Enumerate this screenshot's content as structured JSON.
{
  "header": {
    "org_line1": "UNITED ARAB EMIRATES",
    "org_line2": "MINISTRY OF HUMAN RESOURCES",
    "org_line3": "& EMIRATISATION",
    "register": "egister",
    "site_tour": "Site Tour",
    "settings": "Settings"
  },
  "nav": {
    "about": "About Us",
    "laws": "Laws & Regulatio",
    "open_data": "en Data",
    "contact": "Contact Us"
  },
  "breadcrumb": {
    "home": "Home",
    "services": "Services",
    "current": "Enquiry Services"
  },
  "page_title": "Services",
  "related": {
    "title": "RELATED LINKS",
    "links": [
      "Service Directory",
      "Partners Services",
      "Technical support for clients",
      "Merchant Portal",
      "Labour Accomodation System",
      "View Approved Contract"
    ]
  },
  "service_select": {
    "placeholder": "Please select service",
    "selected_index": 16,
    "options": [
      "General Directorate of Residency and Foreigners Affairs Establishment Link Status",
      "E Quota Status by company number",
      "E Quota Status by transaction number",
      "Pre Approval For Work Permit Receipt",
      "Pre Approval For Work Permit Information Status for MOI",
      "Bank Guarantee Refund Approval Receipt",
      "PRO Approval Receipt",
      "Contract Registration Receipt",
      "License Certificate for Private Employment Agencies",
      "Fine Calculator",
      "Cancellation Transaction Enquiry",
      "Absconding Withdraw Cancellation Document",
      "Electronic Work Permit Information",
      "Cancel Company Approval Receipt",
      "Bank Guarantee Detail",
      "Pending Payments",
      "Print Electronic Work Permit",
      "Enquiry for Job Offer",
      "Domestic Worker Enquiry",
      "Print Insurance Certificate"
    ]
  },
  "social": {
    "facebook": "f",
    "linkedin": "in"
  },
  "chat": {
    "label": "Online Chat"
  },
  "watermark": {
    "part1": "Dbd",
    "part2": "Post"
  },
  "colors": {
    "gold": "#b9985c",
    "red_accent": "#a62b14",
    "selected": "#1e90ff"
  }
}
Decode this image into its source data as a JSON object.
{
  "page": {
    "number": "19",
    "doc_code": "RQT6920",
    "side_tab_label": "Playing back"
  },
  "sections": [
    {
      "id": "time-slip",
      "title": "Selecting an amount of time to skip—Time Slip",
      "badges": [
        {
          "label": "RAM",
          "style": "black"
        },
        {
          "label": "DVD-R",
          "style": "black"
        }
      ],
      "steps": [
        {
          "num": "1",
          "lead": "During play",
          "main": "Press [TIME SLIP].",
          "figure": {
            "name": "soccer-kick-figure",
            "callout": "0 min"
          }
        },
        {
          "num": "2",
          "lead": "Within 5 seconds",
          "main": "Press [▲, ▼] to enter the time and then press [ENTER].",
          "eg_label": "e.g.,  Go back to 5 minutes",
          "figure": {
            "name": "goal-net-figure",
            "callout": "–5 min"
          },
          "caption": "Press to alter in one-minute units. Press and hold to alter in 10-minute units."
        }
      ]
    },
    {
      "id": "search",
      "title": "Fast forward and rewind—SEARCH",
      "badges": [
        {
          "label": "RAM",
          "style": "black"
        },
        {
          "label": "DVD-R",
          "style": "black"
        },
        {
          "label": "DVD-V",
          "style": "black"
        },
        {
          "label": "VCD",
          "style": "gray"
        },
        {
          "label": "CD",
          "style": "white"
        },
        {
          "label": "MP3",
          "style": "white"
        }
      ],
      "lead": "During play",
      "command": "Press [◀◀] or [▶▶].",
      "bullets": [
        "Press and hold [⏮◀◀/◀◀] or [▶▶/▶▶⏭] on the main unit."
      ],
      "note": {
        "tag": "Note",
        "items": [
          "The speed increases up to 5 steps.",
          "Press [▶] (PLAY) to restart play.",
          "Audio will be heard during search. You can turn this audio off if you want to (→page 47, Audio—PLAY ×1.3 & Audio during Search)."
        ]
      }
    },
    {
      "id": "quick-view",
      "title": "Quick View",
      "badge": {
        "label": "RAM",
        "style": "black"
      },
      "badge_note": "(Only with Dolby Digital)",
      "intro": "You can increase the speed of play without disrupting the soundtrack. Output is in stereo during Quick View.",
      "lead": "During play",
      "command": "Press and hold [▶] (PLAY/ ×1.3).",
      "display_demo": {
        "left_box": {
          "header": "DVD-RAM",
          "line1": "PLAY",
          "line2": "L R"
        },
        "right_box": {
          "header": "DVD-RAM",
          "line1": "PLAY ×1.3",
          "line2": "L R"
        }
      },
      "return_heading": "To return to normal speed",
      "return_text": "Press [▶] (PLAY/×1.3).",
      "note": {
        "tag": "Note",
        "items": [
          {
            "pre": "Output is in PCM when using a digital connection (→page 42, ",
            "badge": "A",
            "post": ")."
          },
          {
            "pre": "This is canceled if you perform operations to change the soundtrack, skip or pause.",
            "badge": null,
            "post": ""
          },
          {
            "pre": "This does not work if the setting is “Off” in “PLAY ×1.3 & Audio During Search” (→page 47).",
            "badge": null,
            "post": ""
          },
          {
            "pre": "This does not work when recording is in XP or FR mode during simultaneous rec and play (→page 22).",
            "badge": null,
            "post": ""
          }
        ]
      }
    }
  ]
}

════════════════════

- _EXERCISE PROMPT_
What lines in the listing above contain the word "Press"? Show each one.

- _RESPONSE FOR THIS EXERCISE_
          "main": "Press [TIME SLIP].",
          "main": "Press [▲, ▼] to enter the time and then press [ENTER].",
          "caption": "Press to alter in one-minute units. Press and hold to alter in 10-minute units."
      "command": "Press [◀◀] or [▶▶].",
        "Press and hold [⏮◀◀/◀◀] or [▶▶/▶▶⏭] on the main unit."
          "Press [▶] (PLAY) to restart play.",
      "command": "Press and hold [▶] (PLAY/ ×1.3).",
      "return_text": "Press [▶] (PLAY/×1.3).",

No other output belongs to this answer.